Many homeschoolers long for a pet, but what can they learn from the experience of owning one?
By: Guest Author
Homeschoolers often love animals, and kids begging for a pet has become a staple and cliché of modern media. This makes sense when you consider what a strong bond kids often form with their pets, and how valuable owning a pet can be as a formative experience for children. Of course, there are always potential pitfalls, particularly around choosing the right pet that a child is ready to take care of and excited about owning. But whether it’s a dog, cat, hamster, lizard, snake, turtle, frog, or fish, a child’s first pet has a lot to teach them about themselves and the world around them.
How do pets teach responsibility? Responsibility is probably the first “life lesson” people think of teaching when they consider getting their homeschoolers a pet, which makes sense. The most important thing to consider when taking in a new animal is how to take care of it, and for many homeschoolers, taking care of a pet is their first major brush with external responsibility – that is, responsibility to another creature, rather than responsibilities like brushing their teeth and doing their homework, which is mostly a benefit to themselves. With an animal, kids can see the effects of their actions on another creature – a dog distressed at not being taken out, fish growing lethargic and ill when their tank isn’t cleaned. These natural consequences are often the best way for a child to learn to take responsibility and keep the commitments they made to their animals.
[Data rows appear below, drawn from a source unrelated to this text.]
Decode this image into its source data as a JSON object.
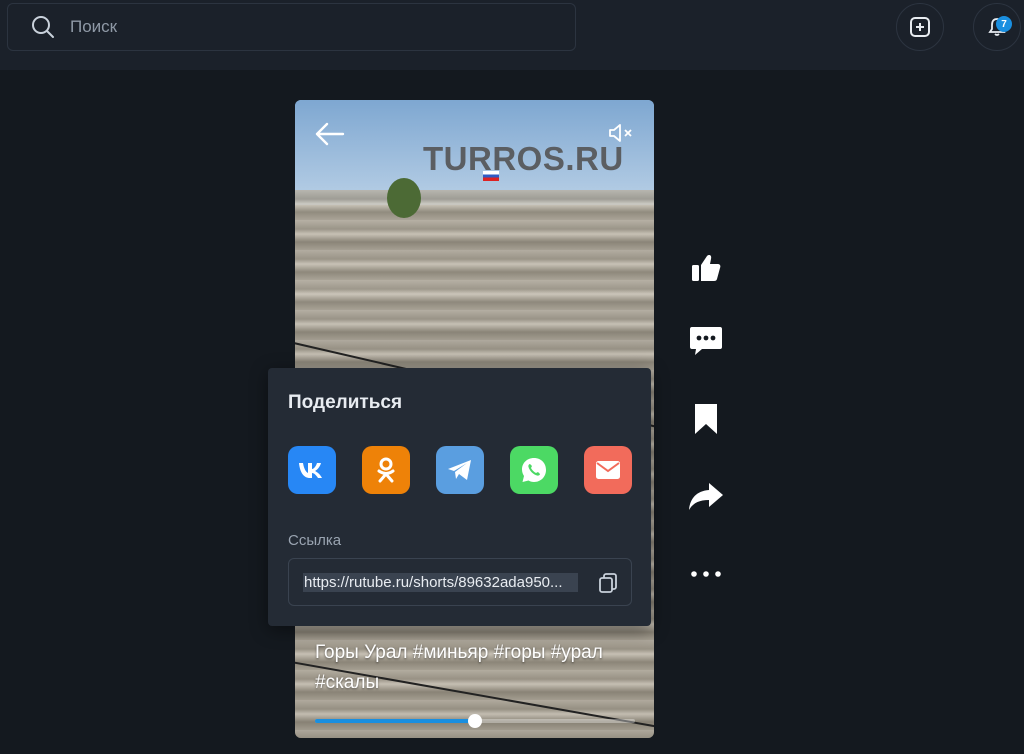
{
  "search": {
    "placeholder": "Поиск",
    "icon": "search-icon"
  },
  "header": {
    "add_icon": "add-video-icon",
    "bell_icon": "bell-icon",
    "notification_count": "7",
    "accent": "#1a8fe0"
  },
  "video": {
    "watermark": "TURROS.RU",
    "caption": "Горы Урал #миньяр #горы #урал #скалы",
    "progress": 0.5,
    "back_icon": "arrow-left-icon",
    "mute_icon": "muted-speaker-icon"
  },
  "actions": [
    {
      "icon": "thumbs-up-icon"
    },
    {
      "icon": "comment-icon"
    },
    {
      "icon": "bookmark-icon"
    },
    {
      "icon": "share-icon"
    },
    {
      "icon": "more-icon"
    }
  ],
  "share": {
    "title": "Поделиться",
    "networks": [
      {
        "name": "vk",
        "color": "#2787f5"
      },
      {
        "name": "odnoklassniki",
        "color": "#ee8208"
      },
      {
        "name": "telegram",
        "color": "#5a9ee0"
      },
      {
        "name": "whatsapp",
        "color": "#4cd964"
      },
      {
        "name": "email",
        "color": "#f26b5b"
      }
    ],
    "link_label": "Ссылка",
    "link": "https://rutube.ru/shorts/89632ada950...",
    "copy_icon": "copy-icon"
  }
}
Empathy is a word that gets tossed around a lot, especially in relation to children, but essentially what it means is the ability to understand the emotions of another person or animal without directly experiencing them. This isn’t a natural skill, but it isn’t something that can be taught in a traditional sense, either. Kids under the age of six simply don’t have the necessary brain structures and capacity to understand empathy, and even once they begin to develop them, they still need guidance to develop a full and healthy sense of other people’s feelings. This is where the pets come in, as young kids can empathize more easily with the more simplistic emotions of an animal. Empathizing with their pet like this will function as weightlifting for their emotional intelligence and empathic capacity, helping them strengthen these impulses and apply their newly developed sense of other people’s emotions to real-life situations.
Safety & Hygiene
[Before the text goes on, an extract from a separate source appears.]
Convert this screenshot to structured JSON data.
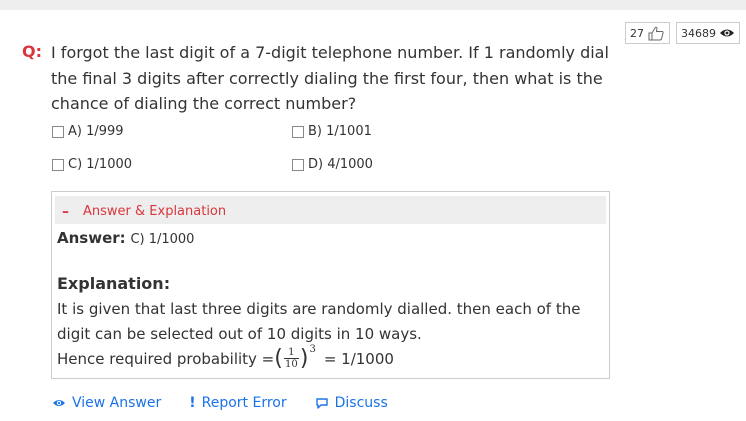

It will come as no surprise to parents of young kids to hear that they often struggle with hygiene and proper washing. Pets, especially tank or terrarium pets, can help homeschoolers learn these lessons and develop a sense of pride in maintaining their personal cleanliness and clean space. It quickly becomes obvious when a lizard’s terrarium or a fish tank isn’t being properly cleaned, and this can have disastrous consequences for the animals inside. Depending on their age, kids shouldn’t necessarily be left solely in charge of cleaning a tank, but having them participate in regular cleanings from a young age will help them understand the importance of sanitary hygiene for both people and animals. Keeping any pet can also help teach your homeschoolers how proper hygiene can help keep people safe and prevent the spread of disease. It can be easier to understand how germs or disease can come from an obvious “other,” like a dog or turtle, than from something more familiar, like toys, friends, or even their own fingers.
Biology & Life Science
Of course, in addition to the more abstract lessons about life, keeping an animal also has a lot to teach homeschoolers in terms of more concrete information about science.What can you learn from animals? A chicken coop can be an introduction to reproduction and the basics of the life cycle, as well as the idea of food production and a sense of where food comes from. Keeping a fish tank is an opportunity to observe the interconnectedness of an ecosystem and the way all the organisms interact. Freshwater fish in particular have a wonderful ecosystem.
A bearded dragon or other lizard can be an object lesson in evolutionary adaptations to the environment. Cats and dogs can be a way to learn about selective breeding and domestication. For anyone interested in expanding their child’s science education and encouraging a sense of wonder at the variety in the world, owning an animal offers any number of opportunities to do so.
Owning a pet is often a formative experience in a child’s life, and it’s one with a lot of lessons to teach. From concrete lessons in hygiene and the life sciences, to opportunities to develop abstract skills like responsibility and empathy, to first hard experiences with grief, pets have a wide variety of wonderful lessons to offer our kids and even ourselves.
About The Author:
David has been keeping fish since he was a child. In his first tank he kept goldfish and since then he has kept over 30 different species. Now he has 4 separate tanks and his favorite is a 100 gallon freshwater tank with a school of Rasboras, Tetras and Loaches.